Doubly detached IRC

Thursday, 8 Feb 2018

For long-running terminal sessions such as IRC, I’ve long used dtach (or Screen, or tmux, it doesn’t matter) to be able to leave them running on a server without having to be connected to it… just like everyone else does. But recently I put together some simple facts in a retrospectively obvious way that I haven’t heard of anyone else doing, and thus achieved a little quality of life improvement.

I wrote before about how much I love Mosh when I need it. And when I had the insight I am writing about, I was in a situation where I seriously needed it. (If you don’t know what Mosh is, read about it first, because ⓐ you’re missing out and ⓑ the rest of this article won’t make much sense otherwise.)

Here’s the thing about Mosh, though: it still has to go through regular SSH in order to bring up a Mosh session.

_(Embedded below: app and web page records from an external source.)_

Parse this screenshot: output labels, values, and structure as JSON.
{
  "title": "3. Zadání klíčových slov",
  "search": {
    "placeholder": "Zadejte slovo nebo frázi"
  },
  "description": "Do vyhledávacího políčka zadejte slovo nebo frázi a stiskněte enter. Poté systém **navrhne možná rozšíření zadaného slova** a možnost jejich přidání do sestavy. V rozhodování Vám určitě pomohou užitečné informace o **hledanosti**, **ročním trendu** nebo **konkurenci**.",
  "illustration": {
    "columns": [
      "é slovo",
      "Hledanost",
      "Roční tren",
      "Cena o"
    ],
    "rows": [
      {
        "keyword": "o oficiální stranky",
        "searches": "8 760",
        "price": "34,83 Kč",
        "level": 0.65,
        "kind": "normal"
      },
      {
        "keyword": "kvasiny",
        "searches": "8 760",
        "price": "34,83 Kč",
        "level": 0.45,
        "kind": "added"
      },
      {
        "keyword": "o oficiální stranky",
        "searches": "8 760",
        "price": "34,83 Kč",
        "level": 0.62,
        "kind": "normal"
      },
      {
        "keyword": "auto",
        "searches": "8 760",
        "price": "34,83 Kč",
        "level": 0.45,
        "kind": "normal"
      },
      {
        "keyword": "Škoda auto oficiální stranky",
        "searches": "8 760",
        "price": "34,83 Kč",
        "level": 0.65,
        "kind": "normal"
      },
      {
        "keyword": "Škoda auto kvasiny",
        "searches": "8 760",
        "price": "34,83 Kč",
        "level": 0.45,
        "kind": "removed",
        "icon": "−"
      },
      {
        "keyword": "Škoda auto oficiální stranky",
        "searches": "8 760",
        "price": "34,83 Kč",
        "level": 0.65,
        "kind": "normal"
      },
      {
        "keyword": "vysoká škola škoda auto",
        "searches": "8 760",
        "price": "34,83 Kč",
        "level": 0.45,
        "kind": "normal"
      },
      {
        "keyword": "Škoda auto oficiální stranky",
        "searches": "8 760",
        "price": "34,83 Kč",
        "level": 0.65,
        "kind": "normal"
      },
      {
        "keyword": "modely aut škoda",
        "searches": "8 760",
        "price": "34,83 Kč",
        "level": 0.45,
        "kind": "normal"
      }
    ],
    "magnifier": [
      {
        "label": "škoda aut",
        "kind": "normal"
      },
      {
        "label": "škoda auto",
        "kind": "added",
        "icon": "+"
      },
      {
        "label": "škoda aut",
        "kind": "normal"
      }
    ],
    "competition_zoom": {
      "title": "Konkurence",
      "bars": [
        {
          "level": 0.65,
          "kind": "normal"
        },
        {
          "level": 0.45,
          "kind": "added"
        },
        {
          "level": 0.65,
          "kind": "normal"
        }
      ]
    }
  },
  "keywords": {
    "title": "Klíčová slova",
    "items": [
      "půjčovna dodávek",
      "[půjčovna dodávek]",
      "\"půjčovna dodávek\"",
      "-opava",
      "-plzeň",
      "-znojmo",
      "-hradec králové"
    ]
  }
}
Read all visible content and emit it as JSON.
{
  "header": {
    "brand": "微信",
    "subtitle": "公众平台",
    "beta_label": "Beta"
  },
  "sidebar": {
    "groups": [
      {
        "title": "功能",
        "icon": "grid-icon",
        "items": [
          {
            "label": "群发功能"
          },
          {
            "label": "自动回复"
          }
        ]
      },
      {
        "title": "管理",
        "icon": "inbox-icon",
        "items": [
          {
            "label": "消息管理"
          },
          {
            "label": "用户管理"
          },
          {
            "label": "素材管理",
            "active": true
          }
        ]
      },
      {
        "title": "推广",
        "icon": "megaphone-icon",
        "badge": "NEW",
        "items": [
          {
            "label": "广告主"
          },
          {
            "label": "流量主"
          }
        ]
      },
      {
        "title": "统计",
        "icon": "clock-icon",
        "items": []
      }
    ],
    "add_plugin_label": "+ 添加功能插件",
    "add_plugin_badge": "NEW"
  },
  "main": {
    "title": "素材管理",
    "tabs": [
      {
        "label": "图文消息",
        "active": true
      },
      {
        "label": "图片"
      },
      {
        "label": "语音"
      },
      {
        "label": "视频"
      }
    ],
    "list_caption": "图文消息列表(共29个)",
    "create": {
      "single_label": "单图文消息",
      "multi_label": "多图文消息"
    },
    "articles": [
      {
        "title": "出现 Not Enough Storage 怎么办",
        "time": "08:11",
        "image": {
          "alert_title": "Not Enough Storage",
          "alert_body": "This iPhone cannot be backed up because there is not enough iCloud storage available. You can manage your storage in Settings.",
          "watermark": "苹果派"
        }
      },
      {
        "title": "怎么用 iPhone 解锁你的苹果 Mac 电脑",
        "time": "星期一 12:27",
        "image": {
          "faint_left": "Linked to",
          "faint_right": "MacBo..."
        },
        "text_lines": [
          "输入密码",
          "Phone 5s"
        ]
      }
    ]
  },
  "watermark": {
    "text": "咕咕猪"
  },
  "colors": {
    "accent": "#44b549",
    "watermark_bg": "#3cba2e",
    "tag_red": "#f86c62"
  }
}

And on a severely packet-lossy connection, that alone can be hell.

The real beauty of Mosh comes to the fore only if you keep the session around once it’s set up. As long as it’s up, then no matter how bad the packet loss, you get decent interactivity. But to fully benefit from that, you have to avoid tearing the session down.

My problem is that try as I might, I have never been able to break with my compulsion to close terminal windows once I am done with them. For IRC that means sooner or later I’ll want to detach from a session I’m not actively chatting in. And because I use Mosh to run dtach on the remote end, detaching from IRC means that the dtach client exits on the remote end… which tears down the Mosh session.

The simple fact that suddenly occurred to me is that I can also use dtach on my end of the connection, in front of Mosh:

dtach -A ~/.dtach/irssi mosh hostname dtach -A ~/.dtach/irssi irssi

Now when I detach, it is only from my local dtach session, not the one on the server. So the Mosh session behind it sticks around – without me having to keep the terminal window open.

The upshot is a dtach ↔ Mosh ↔ dtach sandwich which gives me the full benefits of Mosh.


If you want to use this yourself, note the procedure to end the Mosh session in this case:

dtach -a ~/.dtach/irssi -E # and then press the detach shortcut

The -E switch disables the keyboard shortcut for detaching in the local dtach client. This means when you press the shortcut it gets sent to the remote dtach client. What follows then is exactly the same chain of events as always when you detach from the remote dtach session: the remote dtach client exits, so Mosh exits. And therefore the local dtach session ends as well. Detaching from the remote end thus brings the whole edifice down, and the simplest way to trigger that is to disable detaching on the local end.